> [ASSIGNED TASK]:
Return all of the data exactly, with nothing left out but the pictures.

> [SOURCE DATA]:
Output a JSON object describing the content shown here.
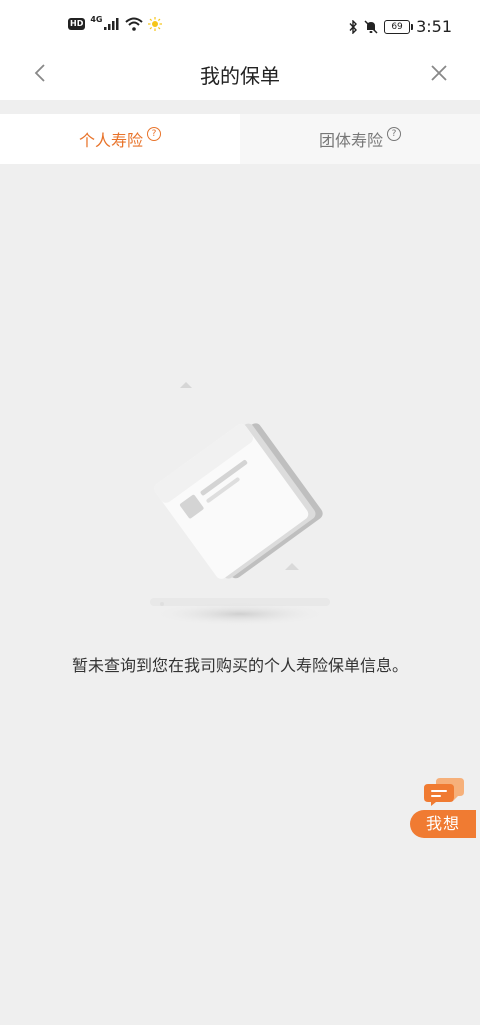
{
  "status_bar": {
    "hd_badge": "HD",
    "network_type": "4G",
    "battery_level": "69",
    "time": "3:51",
    "icons": [
      "signal-icon",
      "wifi-icon",
      "brightness-icon",
      "bluetooth-icon",
      "mute-icon",
      "battery-icon"
    ]
  },
  "nav": {
    "title": "我的保单",
    "back_icon": "chevron-left-icon",
    "close_icon": "close-icon"
  },
  "tabs": [
    {
      "label": "个人寿险",
      "active": true
    },
    {
      "label": "团体寿险",
      "active": false
    }
  ],
  "tab_help_symbol": "?",
  "empty_state": {
    "icon": "empty-document-icon",
    "message": "暂未查询到您在我司购买的个人寿险保单信息。"
  },
  "assistant": {
    "label": "我想",
    "icon": "chat-bubble-icon"
  },
  "colors": {
    "accent": "#e8732a",
    "fab": "#f07b32",
    "background": "#efefef"
  }
}
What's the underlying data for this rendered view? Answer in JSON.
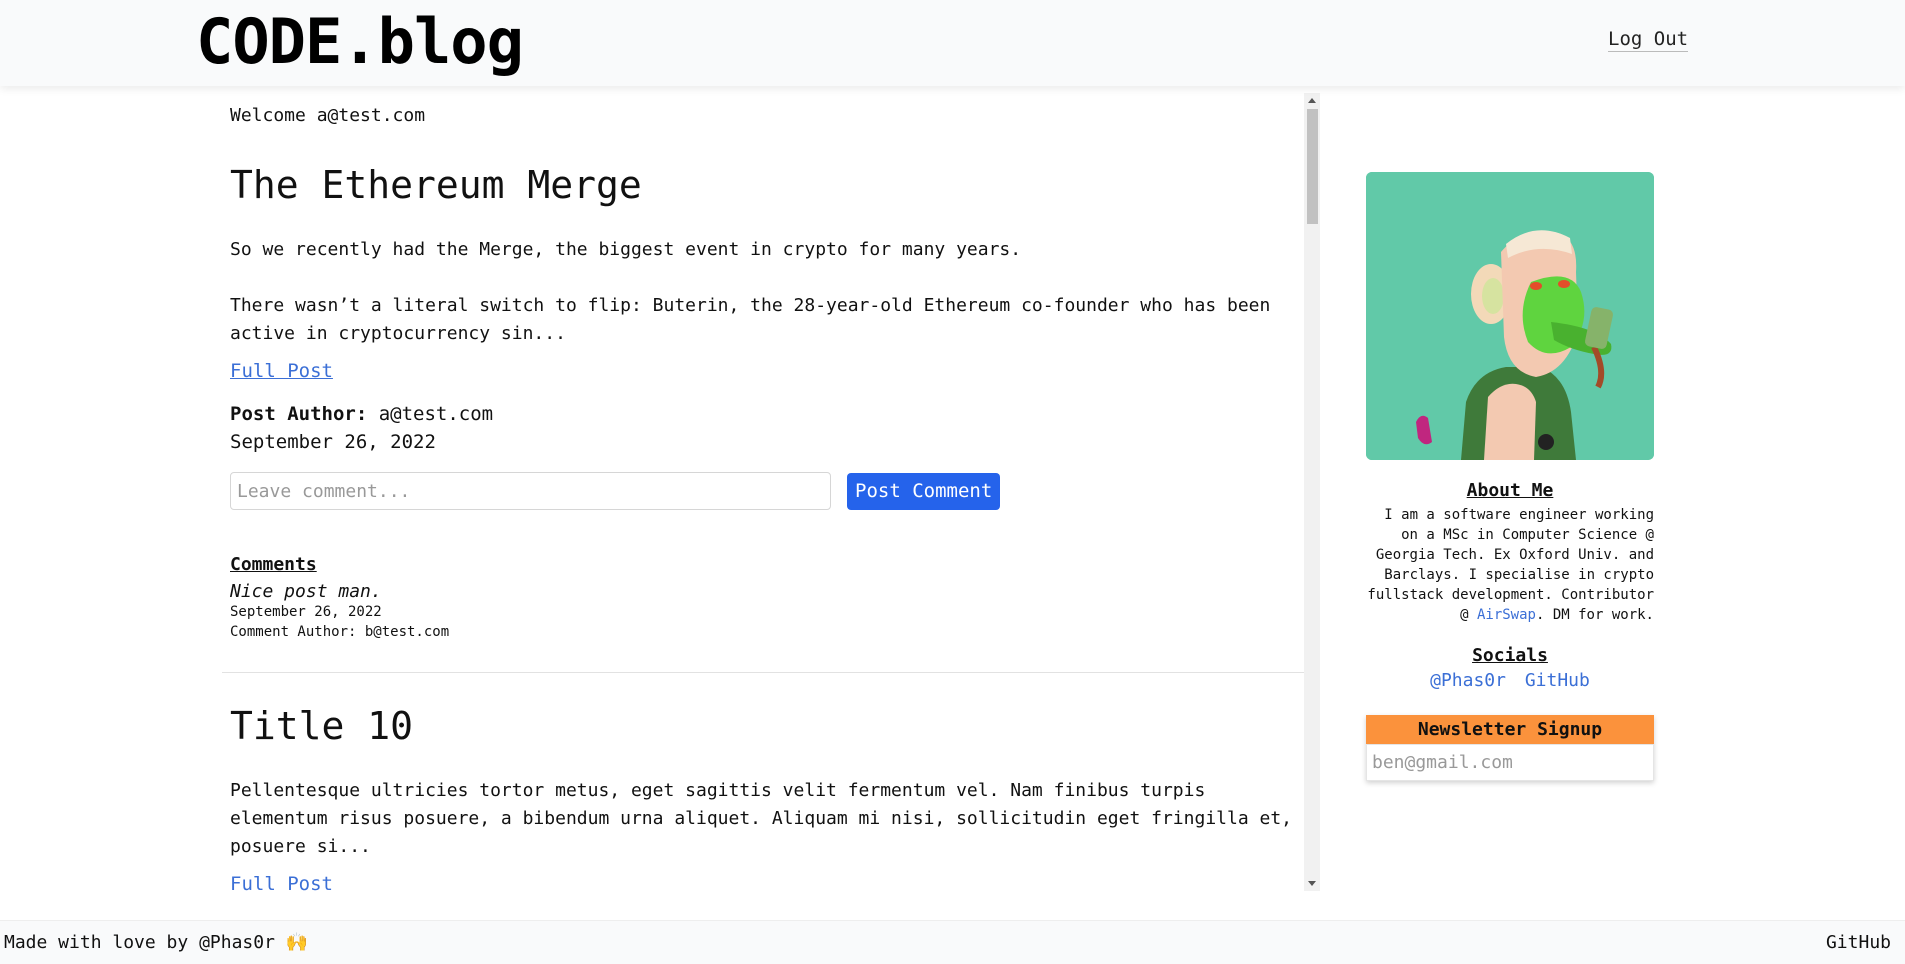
{
  "header": {
    "logo": "CODE.blog",
    "logout_label": "Log Out"
  },
  "feed": {
    "welcome": "Welcome a@test.com",
    "posts": [
      {
        "title": "The Ethereum Merge",
        "body": "So we recently had the Merge, the biggest event in crypto for many years.\n\nThere wasn’t a literal switch to flip: Buterin, the 28-year-old Ethereum co-founder who has been active in cryptocurrency sin...",
        "full_post_label": "Full Post",
        "author_label": "Post Author:",
        "author": "a@test.com",
        "date": "September 26, 2022",
        "comment_placeholder": "Leave comment...",
        "comment_button": "Post Comment",
        "comments_heading": "Comments",
        "comments": [
          {
            "text": "Nice post man.",
            "date": "September 26, 2022",
            "author": "Comment Author: b@test.com"
          }
        ]
      },
      {
        "title": "Title 10",
        "body": "Pellentesque ultricies tortor metus, eget sagittis velit fermentum vel. Nam finibus turpis elementum risus posuere, a bibendum urna aliquet. Aliquam mi nisi, sollicitudin eget fringilla et, posuere si...",
        "full_post_label": "Full Post"
      }
    ]
  },
  "sidebar": {
    "about_heading": "About Me",
    "about_text_1": "I am a software engineer working on a MSc in Computer Science @ Georgia Tech. Ex Oxford Univ. and Barclays. I specialise in crypto fullstack development. Contributor @ ",
    "about_link": "AirSwap",
    "about_text_2": ". DM for work.",
    "socials_heading": "Socials",
    "social_twitter": "@Phas0r",
    "social_github": "GitHub",
    "newsletter_heading": "Newsletter Signup",
    "newsletter_placeholder": "ben@gmail.com"
  },
  "footer": {
    "left": "Made with love by @Phas0r 🙌",
    "right": "GitHub"
  },
  "colors": {
    "accent_blue": "#2563eb",
    "link_blue": "#3b6fd6",
    "newsletter_orange": "#fb923c",
    "avatar_bg": "#61c9a8"
  }
}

> [EXERCISE ANSWER]:
Output a JSON object describing the content shown here.
{
  "status_bar": {
    "hd_badge": "HD",
    "network_type": "4G",
    "battery_level": "69",
    "time": "3:51",
    "icons": [
      "signal-icon",
      "wifi-icon",
      "brightness-icon",
      "bluetooth-icon",
      "mute-icon",
      "battery-icon"
    ]
  },
  "nav": {
    "title": "我的保单",
    "back_icon": "chevron-left-icon",
    "close_icon": "close-icon"
  },
  "tabs": [
    {
      "label": "个人寿险",
      "active": true
    },
    {
      "label": "团体寿险",
      "active": false
    }
  ],
  "tab_help_symbol": "?",
  "empty_state": {
    "icon": "empty-document-icon",
    "message": "暂未查询到您在我司购买的个人寿险保单信息。"
  },
  "assistant": {
    "label": "我想",
    "icon": "chat-bubble-icon"
  },
  "colors": {
    "accent": "#e8732a",
    "fab": "#f07b32",
    "background": "#efefef"
  }
}
What's the underlying data for this rendered view? Answer in JSON.
{
  "header": {
    "logo": "CODE.blog",
    "logout_label": "Log Out"
  },
  "feed": {
    "welcome": "Welcome a@test.com",
    "posts": [
      {
        "title": "The Ethereum Merge",
        "body": "So we recently had the Merge, the biggest event in crypto for many years.\n\nThere wasn’t a literal switch to flip: Buterin, the 28-year-old Ethereum co-founder who has been active in cryptocurrency sin...",
        "full_post_label": "Full Post",
        "author_label": "Post Author:",
        "author": "a@test.com",
        "date": "September 26, 2022",
        "comment_placeholder": "Leave comment...",
        "comment_button": "Post Comment",
        "comments_heading": "Comments",
        "comments": [
          {
            "text": "Nice post man.",
            "date": "September 26, 2022",
            "author": "Comment Author: b@test.com"
          }
        ]
      },
      {
        "title": "Title 10",
        "body": "Pellentesque ultricies tortor metus, eget sagittis velit fermentum vel. Nam finibus turpis elementum risus posuere, a bibendum urna aliquet. Aliquam mi nisi, sollicitudin eget fringilla et, posuere si...",
        "full_post_label": "Full Post"
      }
    ]
  },
  "sidebar": {
    "about_heading": "About Me",
    "about_text_1": "I am a software engineer working on a MSc in Computer Science @ Georgia Tech. Ex Oxford Univ. and Barclays. I specialise in crypto fullstack development. Contributor @ ",
    "about_link": "AirSwap",
    "about_text_2": ". DM for work.",
    "socials_heading": "Socials",
    "social_twitter": "@Phas0r",
    "social_github": "GitHub",
    "newsletter_heading": "Newsletter Signup",
    "newsletter_placeholder": "ben@gmail.com"
  },
  "footer": {
    "left": "Made with love by @Phas0r 🙌",
    "right": "GitHub"
  },
  "colors": {
    "accent_blue": "#2563eb",
    "link_blue": "#3b6fd6",
    "newsletter_orange": "#fb923c",
    "avatar_bg": "#61c9a8"
  }
}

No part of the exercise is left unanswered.